With the 2020 MLS is Back Tournament coming down to its final days, the search for what will happen next continues for MLS commissioner Don Garber.
Garber has been working with club representatives to come up with the next stage for the MLS season, one that only had two weeks of regular season matches before the COVID-19 pandemic forced a lengthy halt. After coming up with the MLS is Back Tournament in Orlando, the thoughts immediately came to whether or not the clubs and players could avoid the spread of COVID-19.
With only two matches remaining in the summer event, Garber admits the success the tournament has been for the players and fans around the country while remaining in the bubble for over a month.
“Fifty-one games in 35 days and delivery for our fans, getting our players on the field, having our media partners and our sponsors being able to reengage, getting back that momentum that we had in the launch of the 25th season — that’s the thing that has us all feeling pretty good tonight,” Garber said during halftime of Wednesday’s Philadelphia Union-Portland Timbers match on Fox Sports 1.
“We learned a lot in the bubble. We learned about testing. We learned about the incredible commitment of our players wearing masks and social distancing and taking real responsibility for keeping themselves safe. And that really will give us the sense of what we need to do to finish the season, have playoffs and have an MLS Cup before the end of the year.”
Now Garber and the rest of the league representatives will continue working on a plan for what’s next for its 26 clubs. Nashville SC and FC Dallas did not take part in the tournament after multiple positive cases of COVID-19 impacted the club’s rosters, but should be ready for a return to action later this month.
Multiple reports have suggested that a return to league matches could begin around the weekend of Aug. 22nd, with Dallas and Nashville playing extra games to make up the missed opportunities in Orlando. Nothing is official yet, but Garber confirmed teams will be able to play in their home stadiums and possibly with fans if it’s allowed.
“What drives MLS is this soccer culture, getting into our markets and getting our players back, getting them home, getting them to play in their stadiums and being able to train in their training grounds,” Garber said. “We will get back to our markets. We’ll be announcing their schedule soon. We’re going to be able to play with fans where we can and not play with fans in most of our markets.”
With the MLS regular season usually beginning in late February-early March, there is also the possibility of the MLS is Back Tournament becoming a regular event to kick off the year’s festivities. Normally teams take part in preseason games in warm-climate environments, but due to the success of this summer’s inaugural competition, it could see it repeated for seasons to come.
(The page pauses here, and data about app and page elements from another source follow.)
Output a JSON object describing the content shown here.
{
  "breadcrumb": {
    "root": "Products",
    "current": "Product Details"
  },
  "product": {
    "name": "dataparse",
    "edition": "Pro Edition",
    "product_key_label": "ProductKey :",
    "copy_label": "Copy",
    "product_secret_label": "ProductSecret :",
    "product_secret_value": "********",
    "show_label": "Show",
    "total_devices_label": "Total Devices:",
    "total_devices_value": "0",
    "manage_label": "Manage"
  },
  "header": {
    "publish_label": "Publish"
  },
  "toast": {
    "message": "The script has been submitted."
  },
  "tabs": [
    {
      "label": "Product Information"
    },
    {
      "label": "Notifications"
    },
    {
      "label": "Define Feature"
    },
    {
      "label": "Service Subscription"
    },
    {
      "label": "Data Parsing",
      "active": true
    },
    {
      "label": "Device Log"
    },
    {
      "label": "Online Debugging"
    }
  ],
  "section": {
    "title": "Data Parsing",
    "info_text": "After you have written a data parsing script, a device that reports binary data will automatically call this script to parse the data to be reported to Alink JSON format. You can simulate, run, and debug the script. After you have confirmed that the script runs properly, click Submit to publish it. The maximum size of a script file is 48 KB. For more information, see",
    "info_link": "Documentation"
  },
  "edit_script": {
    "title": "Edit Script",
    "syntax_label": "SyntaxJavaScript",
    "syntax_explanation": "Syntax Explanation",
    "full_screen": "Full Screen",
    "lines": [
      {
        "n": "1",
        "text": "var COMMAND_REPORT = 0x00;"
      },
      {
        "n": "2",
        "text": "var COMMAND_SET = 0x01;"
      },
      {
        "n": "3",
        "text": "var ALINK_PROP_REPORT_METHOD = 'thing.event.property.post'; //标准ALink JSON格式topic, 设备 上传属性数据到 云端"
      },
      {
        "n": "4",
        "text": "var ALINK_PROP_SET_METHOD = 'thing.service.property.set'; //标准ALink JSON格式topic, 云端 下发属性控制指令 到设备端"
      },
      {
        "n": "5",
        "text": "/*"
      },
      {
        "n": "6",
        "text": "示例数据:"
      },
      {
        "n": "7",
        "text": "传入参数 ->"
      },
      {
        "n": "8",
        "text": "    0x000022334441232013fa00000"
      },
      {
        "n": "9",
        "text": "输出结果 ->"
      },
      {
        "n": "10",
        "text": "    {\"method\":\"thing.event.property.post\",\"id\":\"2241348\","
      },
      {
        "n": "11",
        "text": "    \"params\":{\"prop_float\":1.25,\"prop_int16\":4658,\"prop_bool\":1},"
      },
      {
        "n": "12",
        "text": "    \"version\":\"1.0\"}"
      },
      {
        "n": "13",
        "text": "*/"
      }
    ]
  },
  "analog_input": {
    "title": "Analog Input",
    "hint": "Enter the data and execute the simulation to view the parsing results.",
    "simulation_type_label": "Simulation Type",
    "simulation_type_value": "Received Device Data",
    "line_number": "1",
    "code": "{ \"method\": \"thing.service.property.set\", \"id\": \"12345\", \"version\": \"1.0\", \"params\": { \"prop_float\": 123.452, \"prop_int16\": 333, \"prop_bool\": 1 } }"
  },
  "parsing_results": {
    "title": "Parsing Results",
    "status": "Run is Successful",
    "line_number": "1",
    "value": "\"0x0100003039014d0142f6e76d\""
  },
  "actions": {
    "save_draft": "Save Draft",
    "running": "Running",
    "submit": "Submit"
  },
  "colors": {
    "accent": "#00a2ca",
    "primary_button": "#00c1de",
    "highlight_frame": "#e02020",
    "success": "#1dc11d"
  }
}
“Perhaps this is something we could recreate in the early part of the year, but there has been no planning for that whatsoever,” Garber said. “The focus is in our markets, in front of our fans when we can, getting our players home and getting back to some sense of a new normal once we’re able to achieve a regular cadence of games.”